There isn’t a whole lot new going on.
I did ask the USGS to notify me of magnitude 2.5 earthquakes “in the Bay Area” – and in a week I haven’t seen a single one. So much for daily occurrences! Now, I got to define what area I wanted, and perhaps I made it too small.
While I was out there I saw something I had missed – and I’m very glad I had, because if I had seen this earlier I would never have taken the time to forecast earthquakes.
That’s what I had said: 8s are annual, 7s are monthly, 6s are more than weekly, and 5s are more than daily.
Incidentally, my alter ego the kid picked up a book on modern global seismology – and I have had to add the continuum mechanics of solids to his nanny’s list of things to clean up after him. Well, it’s another one of those things I look at every once in a while.

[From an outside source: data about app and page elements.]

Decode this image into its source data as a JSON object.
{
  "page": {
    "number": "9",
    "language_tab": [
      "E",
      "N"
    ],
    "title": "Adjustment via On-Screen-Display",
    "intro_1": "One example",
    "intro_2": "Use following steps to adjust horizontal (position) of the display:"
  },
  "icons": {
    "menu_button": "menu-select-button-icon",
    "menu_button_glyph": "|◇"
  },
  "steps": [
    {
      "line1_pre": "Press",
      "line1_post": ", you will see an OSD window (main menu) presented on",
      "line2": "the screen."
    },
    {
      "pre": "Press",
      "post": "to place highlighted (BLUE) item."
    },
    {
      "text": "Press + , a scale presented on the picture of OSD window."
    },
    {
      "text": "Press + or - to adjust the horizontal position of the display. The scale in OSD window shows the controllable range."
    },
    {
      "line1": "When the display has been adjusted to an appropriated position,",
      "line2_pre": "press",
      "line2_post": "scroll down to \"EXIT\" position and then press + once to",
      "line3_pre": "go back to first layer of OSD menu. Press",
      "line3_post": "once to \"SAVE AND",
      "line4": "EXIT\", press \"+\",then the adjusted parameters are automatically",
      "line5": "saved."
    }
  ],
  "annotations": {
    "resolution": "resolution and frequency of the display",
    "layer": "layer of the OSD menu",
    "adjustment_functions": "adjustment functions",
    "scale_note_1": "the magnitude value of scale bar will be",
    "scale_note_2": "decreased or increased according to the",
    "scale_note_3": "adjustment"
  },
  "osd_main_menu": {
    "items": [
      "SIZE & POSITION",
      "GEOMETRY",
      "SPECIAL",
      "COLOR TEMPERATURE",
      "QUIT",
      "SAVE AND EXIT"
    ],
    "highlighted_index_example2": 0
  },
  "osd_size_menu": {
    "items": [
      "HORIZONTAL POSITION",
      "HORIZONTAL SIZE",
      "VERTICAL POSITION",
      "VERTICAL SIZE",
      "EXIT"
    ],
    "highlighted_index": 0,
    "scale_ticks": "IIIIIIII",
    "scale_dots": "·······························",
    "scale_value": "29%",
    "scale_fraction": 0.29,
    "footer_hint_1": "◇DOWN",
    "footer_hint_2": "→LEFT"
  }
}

I have 2 possible posts for Monday: they are at stage IV – the narrative is done, as well as the mathematics.
On the other hand, I could try to collect images of trusses. I don’t really want to work any more truss problems, but I also don’t want to just drop the subject. Such a post, consisting mostly of pictures, should require negligible commentary…but this could be a fairly long search…and if I make the drawings myself, it could take time.
And yet, once I’ve made each drawing, if I ever decide to work a problem using that particular truss…well, I’ll at least have the drawing ready. Hmm. Do I really want to take the time to add labels?
Finally, let me talk very briefly about the Oppenheimer lecture at Cal (UC Berkeley) almost 2 weeks ago.
I didn’t check until the morning of the lecture to see who the speaker was. All I knew about him was that he was a Nobel laureate.
I was thrilled to see that the speaker was Gerard ‘t Hooft. I don’t usually recognize the names of new Nobel laureates in physics – but, back in 1999 when his name was announced, I knew who he was and what he had done.
He had proved that the electroweak theory was renormalizable – the infinities that show up when we work with Feynman diagrams all cancel out.
Then, I believe, he showed that the model of quarks was renormalizable.
In short, I thought of him as being a theoretical physicist’s mathematical physicist. He was the one who proved everything.
To top it off, a few years before he won the Nobel Prize, he wrote a small book called “In search of the ultimate building blocks” (Cambridge, 0-521-57883-3). It’s a great little survey of modern particle physics, in 180 pages, by an acknowledged master. If you’re interested in the subject, and less than a master yourself, you might want to pick this up…even if it only serves as an introduction to more detailed texts.
So I spent the morning reading it. (Of course I owned it.)
It turns out that his lecture that afternoon was at about the same level, albeit more focused on gauge theories and the Higgs particle; after all, he only an hour and a half. He did not, however, talk about recent experimental evidence from the LHC (large hadron collider).
And with that, let me loose the dogs of war – the boys of summer? – no, the kids of math – and get about my business today.